- Your goal -
Exactly how many lines in this data contain the word "Contrato"? Only the number should be given.

[Data about app and page elements]
· · · ·

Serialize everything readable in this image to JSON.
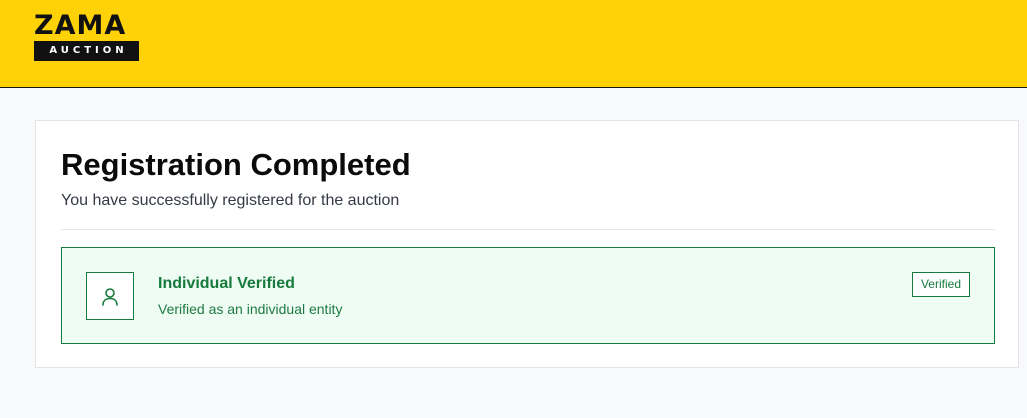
{
  "brand": {
    "name": "ZAMA",
    "subtitle": "AUCTION"
  },
  "registration": {
    "title": "Registration Completed",
    "subtitle": "You have successfully registered for the auction"
  },
  "verification": {
    "icon": "user-icon",
    "title": "Individual Verified",
    "description": "Verified as an individual entity",
    "badge": "Verified"
  },
  "colors": {
    "header_bg": "#ffd208",
    "success_green": "#157a3c",
    "success_bg": "#effcf3"
  }
}
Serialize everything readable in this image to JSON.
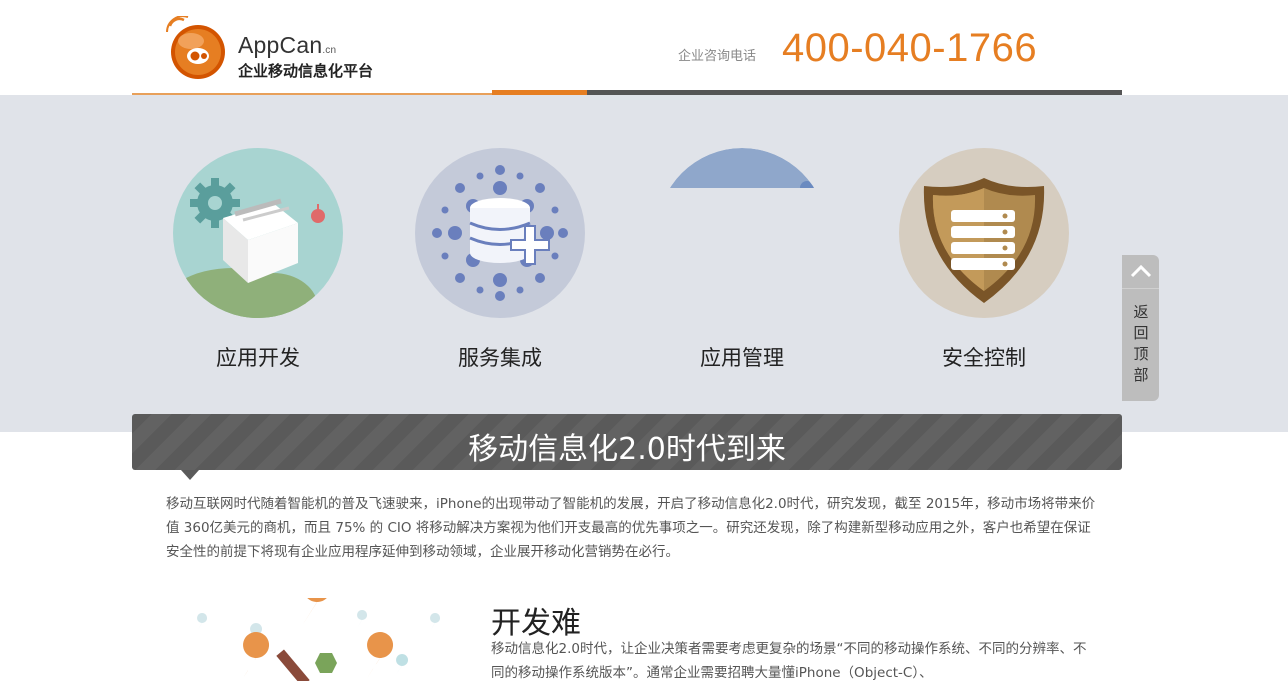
{
  "header": {
    "brand_main": "AppCan",
    "brand_sub": ".cn",
    "brand_tagline": "企业移动信息化平台",
    "hotline_label": "企业咨询电话",
    "hotline_number": "400-040-1766"
  },
  "features": [
    {
      "label": "应用开发",
      "icon": "app-development-icon"
    },
    {
      "label": "服务集成",
      "icon": "service-integration-icon"
    },
    {
      "label": "应用管理",
      "icon": "app-management-icon"
    },
    {
      "label": "安全控制",
      "icon": "security-control-icon"
    }
  ],
  "back_to_top": {
    "label": "返回顶部",
    "icon": "chevron-up-icon"
  },
  "section": {
    "title": "移动信息化2.0时代到来",
    "intro": "移动互联网时代随着智能机的普及飞速驶来，iPhone的出现带动了智能机的发展，开启了移动信息化2.0时代，研究发现，截至 2015年，移动市场将带来价值 360亿美元的商机，而且 75% 的 CIO 将移动解决方案视为他们开支最高的优先事项之一。研究还发现，除了构建新型移动应用之外，客户也希望在保证安全性的前提下将现有企业应用程序延伸到移动领域，企业展开移动化营销势在必行。"
  },
  "dev": {
    "title": "开发难",
    "text": "移动信息化2.0时代，让企业决策者需要考虑更复杂的场景“不同的移动操作系统、不同的分辨率、不同的移动操作系统版本”。通常企业需要招聘大量懂iPhone（Object-C）、"
  },
  "colors": {
    "accent": "#e67e22",
    "band": "#e0e3e9",
    "banner": "#5a5a5a"
  }
}
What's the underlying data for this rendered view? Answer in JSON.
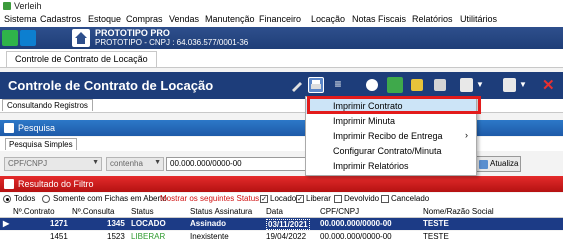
{
  "window": {
    "title": "Verleih"
  },
  "menu": [
    "Sistema",
    "Cadastros",
    "Estoque",
    "Compras",
    "Vendas",
    "Manutenção",
    "Financeiro",
    "Locação",
    "Notas Fiscais",
    "Relatórios",
    "Utilitários"
  ],
  "banner": {
    "company": "PROTOTIPO PRO",
    "subtitle": "PROTOTIPO - CNPJ : 64.036.577/0001-36"
  },
  "tabs": {
    "active": "Controle de Contrato de Locação"
  },
  "toolbar": {
    "title": "Controle de Contrato de Locação"
  },
  "subtab": "Consultando Registros",
  "search": {
    "section_label": "Pesquisa",
    "mode_tab": "Pesquisa Simples",
    "field": "CPF/CNPJ",
    "operator": "contenha",
    "value": "00.000.000/0000-00",
    "refresh_label": "Atualiza"
  },
  "result": {
    "section_label": "Resultado do Filtro",
    "filter": {
      "all": "Todos",
      "open_only": "Somente com Fichas em Aberto",
      "show_status": "Mostrar os seguintes Status :",
      "status_options": [
        "Locado",
        "Liberar",
        "Devolvido",
        "Cancelado"
      ]
    },
    "columns": [
      "Nº.Contrato",
      "Nº.Consulta",
      "Status",
      "Status Assinatura",
      "Data",
      "CPF/CNPJ",
      "Nome/Razão Social"
    ],
    "rows": [
      [
        "1271",
        "1345",
        "LOCADO",
        "Assinado",
        "03/11/2021",
        "00.000.000/0000-00",
        "TESTE"
      ],
      [
        "1451",
        "1523",
        "LIBERAR",
        "Inexistente",
        "19/04/2022",
        "00.000.000/0000-00",
        "TESTE"
      ]
    ]
  },
  "popup_menu": {
    "items": [
      "Imprimir Contrato",
      "Imprimir Minuta",
      "Imprimir Recibo de Entrega",
      "Configurar Contrato/Minuta",
      "Imprimir Relatórios"
    ],
    "submenu_marker": "›"
  },
  "colors": {
    "toolbar_bg": "#1d3d7a",
    "section_blue": "#2c78c8",
    "section_red": "#e42b2b",
    "highlight_border": "#e21b1b",
    "status_liberar": "#2e9a2e",
    "mostrar_text": "#d01010"
  }
}
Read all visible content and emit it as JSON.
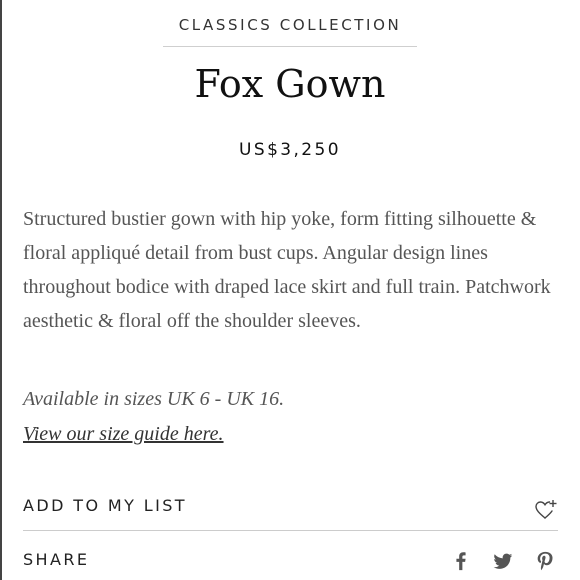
{
  "product": {
    "collection": "CLASSICS COLLECTION",
    "name": "Fox Gown",
    "price": "US$3,250",
    "description": "Structured bustier gown with hip yoke, form fitting silhouette & floral appliqué detail from bust cups. Angular design lines throughout bodice with draped lace skirt and full train. Patchwork aesthetic & floral off the shoulder sleeves.",
    "sizes_note": "Available in sizes UK 6 - UK 16.",
    "size_guide_link": "View our size guide here."
  },
  "actions": {
    "add_to_list_label": "ADD TO MY LIST",
    "add_to_list_icon": "heart-plus-icon",
    "share_label": "SHARE",
    "share_icons": [
      "facebook-icon",
      "twitter-icon",
      "pinterest-icon"
    ]
  },
  "colors": {
    "text_dark": "#1a1a1a",
    "text_body": "#555555",
    "divider": "#cccccc"
  }
}
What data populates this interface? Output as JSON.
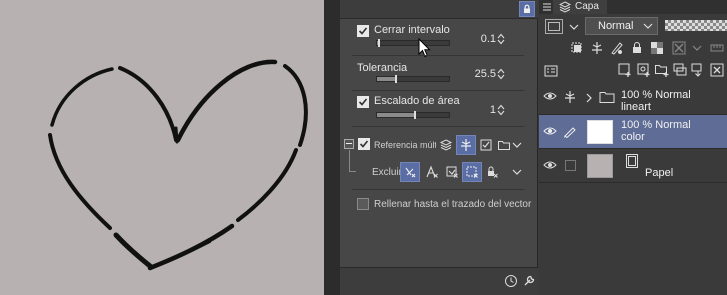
{
  "properties": {
    "close_gap": {
      "label": "Cerrar intervalo",
      "checked": true,
      "value": "0.1"
    },
    "tolerance": {
      "label": "Tolerancia",
      "value": "25.5"
    },
    "area_scaling": {
      "label": "Escalado de área",
      "checked": true,
      "value": "1"
    },
    "multi_ref": {
      "label": "Referencia múlt"
    },
    "exclude": {
      "label": "Excluir"
    },
    "fill_to_vector": {
      "label": "Rellenar hasta el trazado del vector",
      "checked": false
    }
  },
  "layer_panel": {
    "tab_label": "Capa",
    "blend_mode": "Normal",
    "layers": [
      {
        "opacity_mode": "100 % Normal",
        "name": "lineart",
        "type": "folder",
        "visible": true,
        "selected": false
      },
      {
        "opacity_mode": "100 % Normal",
        "name": "color",
        "type": "raster",
        "visible": true,
        "selected": true
      },
      {
        "opacity_mode": "",
        "name": "Papel",
        "type": "paper",
        "visible": true,
        "selected": false
      }
    ]
  },
  "colors": {
    "canvas_bg": "#b7b1b1",
    "panel_bg": "#474747",
    "selection_accent": "#5a6ea5",
    "selected_layer": "#5f6d96"
  }
}
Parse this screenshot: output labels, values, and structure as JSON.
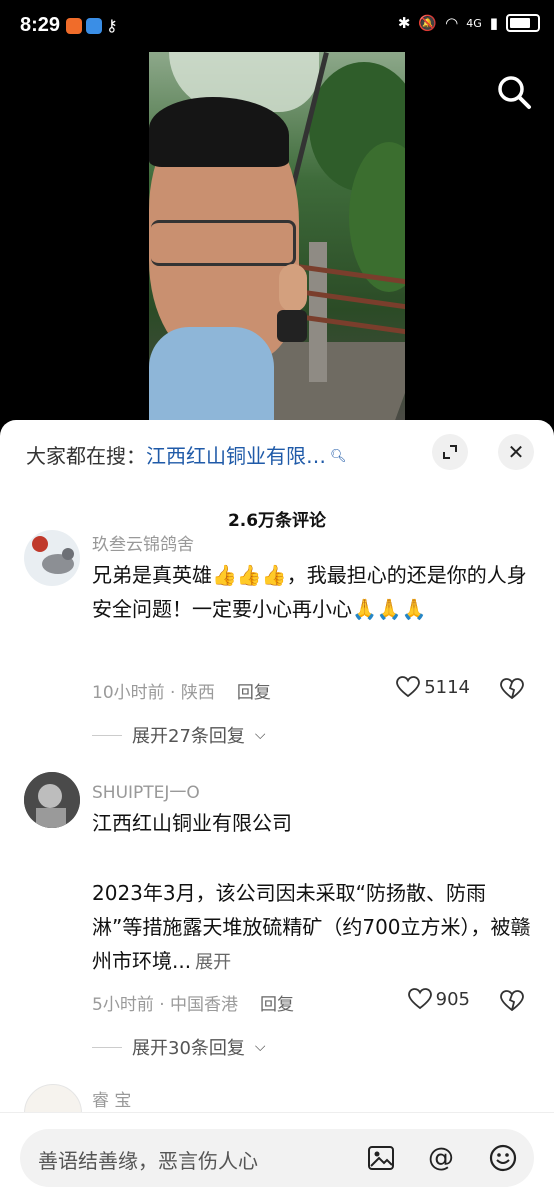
{
  "status_bar": {
    "time": "8:29",
    "network": "4G"
  },
  "hot_search": {
    "prefix": "大家都在搜：",
    "query": "江西红山铜业有限…"
  },
  "comments_count": "2.6万条评论",
  "comments": [
    {
      "username": "玖叁云锦鸽舍",
      "text": "兄弟是真英雄👍👍👍，我最担心的还是你的人身安全问题！一定要小心再小心🙏🙏🙏",
      "time_location": "10小时前 · 陕西",
      "reply_label": "回复",
      "likes": "5114",
      "expand_label": "展开27条回复"
    },
    {
      "username": "SHUIPTEJ一O",
      "text_line1": "江西红山铜业有限公司",
      "text_line2": "2023年3月，该公司因未采取“防扬散、防雨淋”等措施露天堆放硫精矿（约700立方米），被赣州市环境...",
      "more_label": "展开",
      "time_location": "5小时前 · 中国香港",
      "reply_label": "回复",
      "likes": "905",
      "expand_label": "展开30条回复"
    },
    {
      "username": "睿 宝"
    }
  ],
  "input": {
    "placeholder": "善语结善缘，恶言伤人心"
  }
}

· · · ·

- Expected answer -
5